A factory ledger is a subsidiary ledger in the accounting system that contains all of the cost accounting information related to the factory operations. The primary purpose of this ledger is to accumulate, classify, and record all factory costs, including direct materials, direct labor, and factory overheads, that are incurred in the manufacturing process.
This ledger serves as a tool for management to monitor and control the costs of manufacturing products. It is used in conjunction with the general ledger, and any totals from the factory ledger are usually transferred to the general ledger to be used in the preparation of financial statements.

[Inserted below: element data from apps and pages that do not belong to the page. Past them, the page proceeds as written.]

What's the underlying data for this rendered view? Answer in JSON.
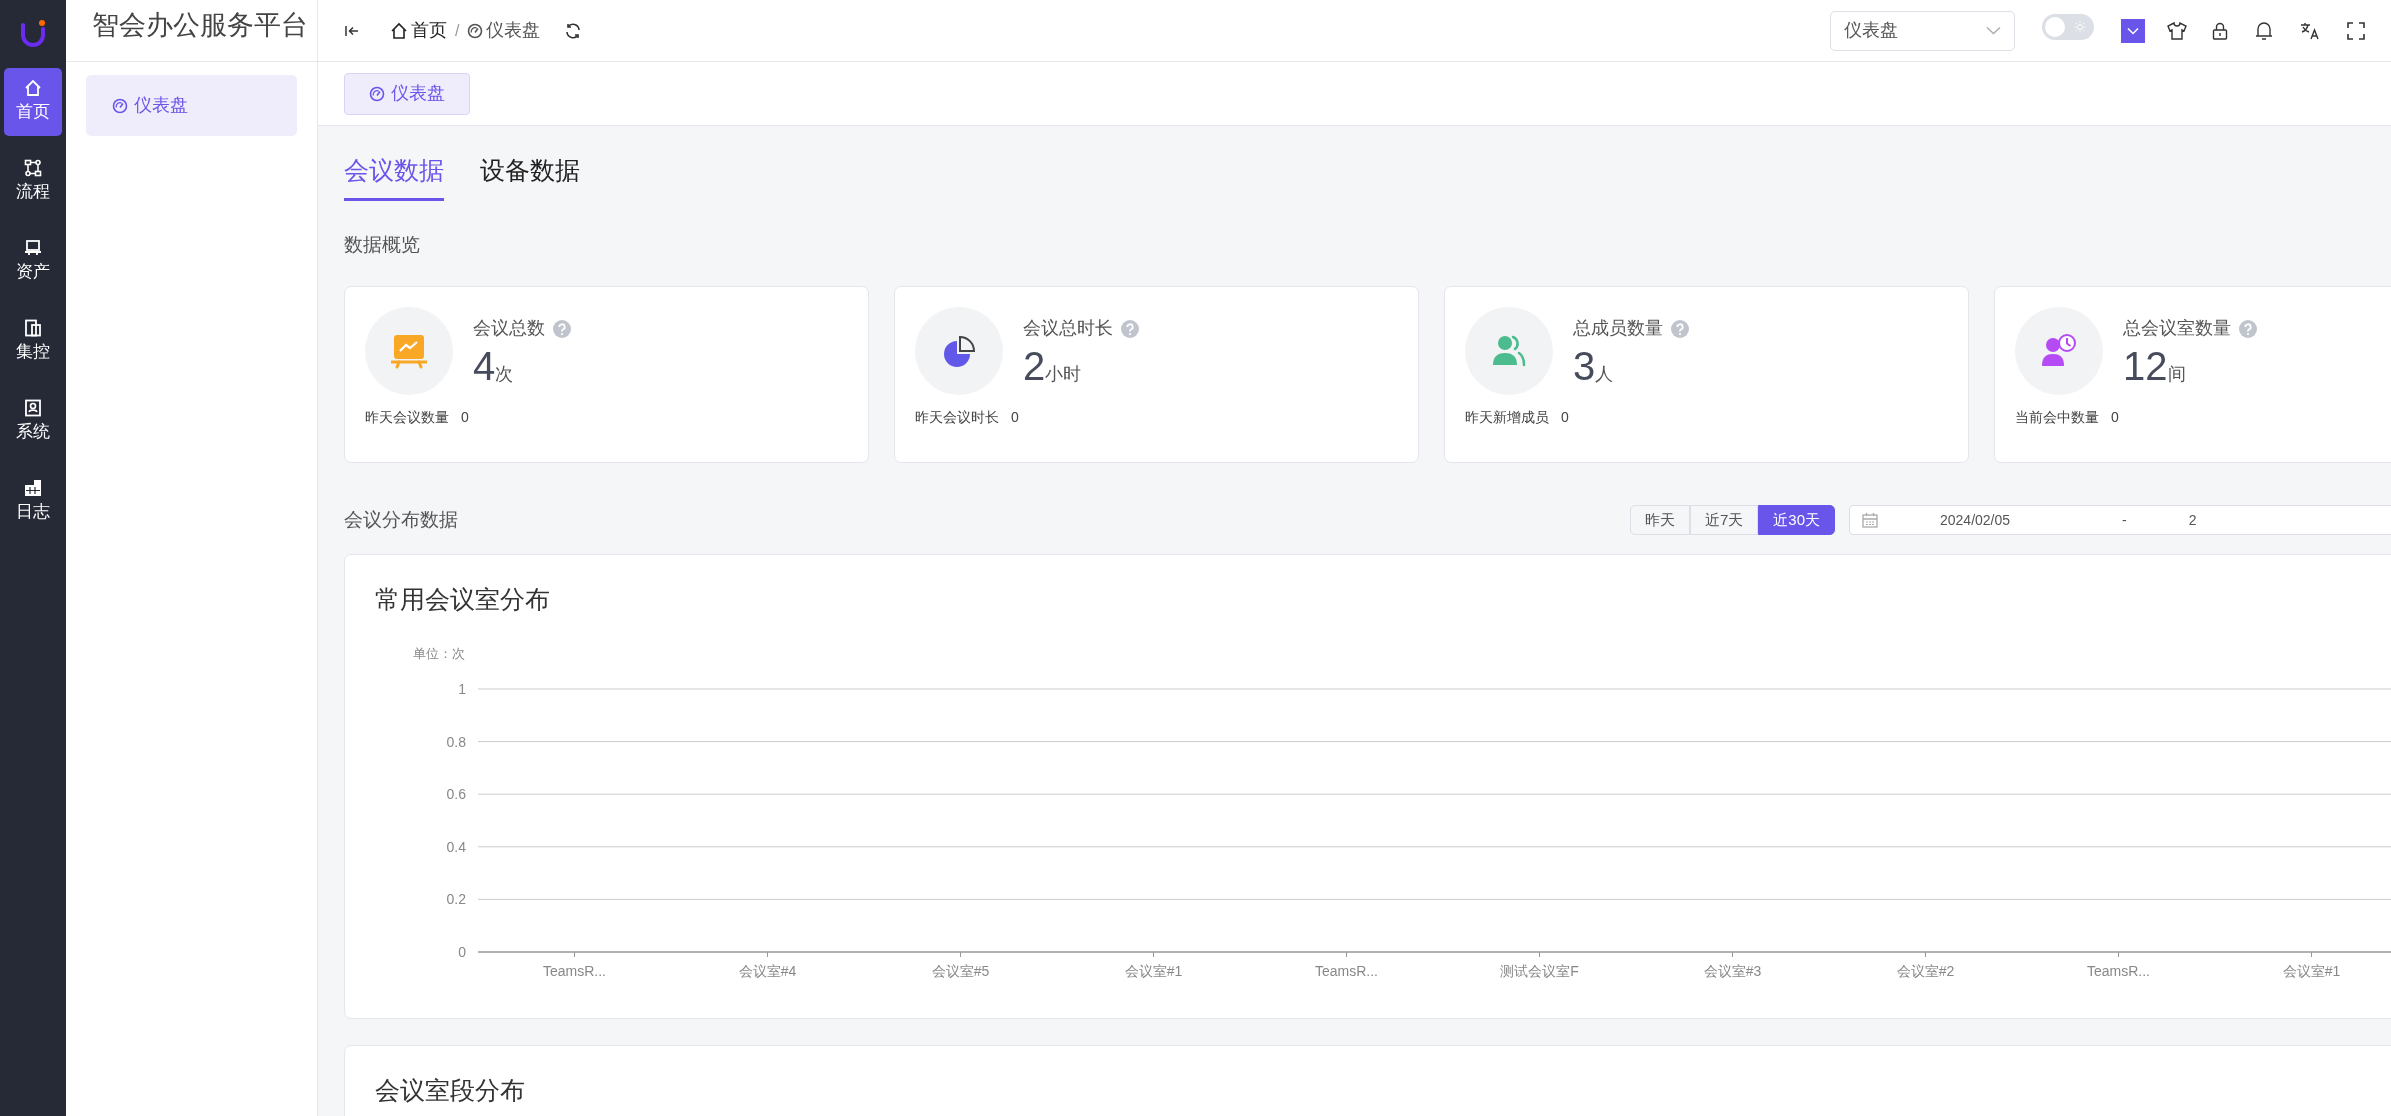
{
  "app": {
    "title": "智会办公服务平台"
  },
  "rail": [
    {
      "label": "首页",
      "selected": true
    },
    {
      "label": "流程",
      "selected": false
    },
    {
      "label": "资产",
      "selected": false
    },
    {
      "label": "集控",
      "selected": false
    },
    {
      "label": "系统",
      "selected": false
    },
    {
      "label": "日志",
      "selected": false
    }
  ],
  "sidebar": {
    "items": [
      {
        "label": "仪表盘",
        "selected": true
      }
    ]
  },
  "header": {
    "breadcrumb": [
      {
        "label": "首页"
      },
      {
        "label": "仪表盘"
      }
    ],
    "breadcrumb_separator": "/",
    "page_select": {
      "value": "仪表盘"
    },
    "theme_toggle": {
      "on": false
    }
  },
  "page_tabs": [
    {
      "label": "仪表盘",
      "selected": true
    }
  ],
  "tabs": [
    {
      "label": "会议数据",
      "selected": true
    },
    {
      "label": "设备数据",
      "selected": false
    }
  ],
  "overview": {
    "title": "数据概览",
    "cards": [
      {
        "title": "会议总数",
        "value": "4",
        "unit": "次",
        "footer_label": "昨天会议数量",
        "footer_value": "0"
      },
      {
        "title": "会议总时长",
        "value": "2",
        "unit": "小时",
        "footer_label": "昨天会议时长",
        "footer_value": "0"
      },
      {
        "title": "总成员数量",
        "value": "3",
        "unit": "人",
        "footer_label": "昨天新增成员",
        "footer_value": "0"
      },
      {
        "title": "总会议室数量",
        "value": "12",
        "unit": "间",
        "footer_label": "当前会中数量",
        "footer_value": "0"
      }
    ]
  },
  "distribution": {
    "title": "会议分布数据",
    "ranges": [
      {
        "label": "昨天",
        "selected": false
      },
      {
        "label": "近7天",
        "selected": false
      },
      {
        "label": "近30天",
        "selected": true
      }
    ],
    "date_range": {
      "start": "2024/02/05",
      "separator": "-",
      "end": "2"
    },
    "charts": [
      {
        "title": "常用会议室分布",
        "chart_data": {
          "type": "bar",
          "ylabel": "单位：次",
          "categories": [
            "TeamsR...",
            "会议室#4",
            "会议室#5",
            "会议室#1",
            "TeamsR...",
            "测试会议室F",
            "会议室#3",
            "会议室#2",
            "TeamsR...",
            "会议室#1"
          ],
          "values": [
            0,
            0,
            0,
            0,
            0,
            0,
            0,
            0,
            0,
            0
          ],
          "ylim": [
            0,
            1
          ],
          "yticks": [
            0,
            0.2,
            0.4,
            0.6,
            0.8,
            1
          ],
          "grid": true
        }
      },
      {
        "title": "会议室段分布"
      }
    ]
  }
}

Entries in the factory ledger might include:
- Purchase of raw materials
- Payment of wages to factory workers
- Costs associated with machinery maintenance and repair
- Depreciation of factory equipment
- Other factory overheads like utilities, insurance, etc.
By keeping a factory ledger, management can have a detailed understanding of where manufacturing costs are coming from, which can aid in decision making to improve efficiency and profitability.
Example of a Factory Ledger
let’s use a fictional company, “WidgetCo,” as an example. WidgetCo manufactures widgets and maintains a factory ledger to track all their manufacturing costs.
- Direct Material Costs: WidgetCo purchases $10,000 worth of raw materials to produce their widgets. This purchase would be recorded as a debit (increase) to their Raw Materials Inventory account in the factory ledger.
- Direct Labor Costs: WidgetCo pays its factory workers $8,000 in wages for the period. This would be recorded as a debit (increase) to their Direct Labor account in the factory ledger.
- Manufacturing Overhead Costs: WidgetCo incurs $2,000 in various overhead costs for the period, including utilities, equipment maintenance, and depreciation. These costs would be recorded as a debit (increase) to their Manufacturing Overhead account in the factory ledger.
These costs would be accumulated in the factory ledger until the widgets are completed. At that point, the costs would be transferred out of their respective accounts (and thus credited in the factory ledger) and debited to the Work in Process account or Finished Goods account, depending on the stage of production.
The total manufacturing costs from the factory ledger ($10,000 + $8,000 + $2,000 = $20,000) would then be reflected in the cost of goods manufactured on the income statement, after being transferred to the general ledger.
By keeping track of these costs in the factory ledger, WidgetCo management can have a clear understanding of their manufacturing costs and can make informed decisions about pricing, production efficiency, and cost control.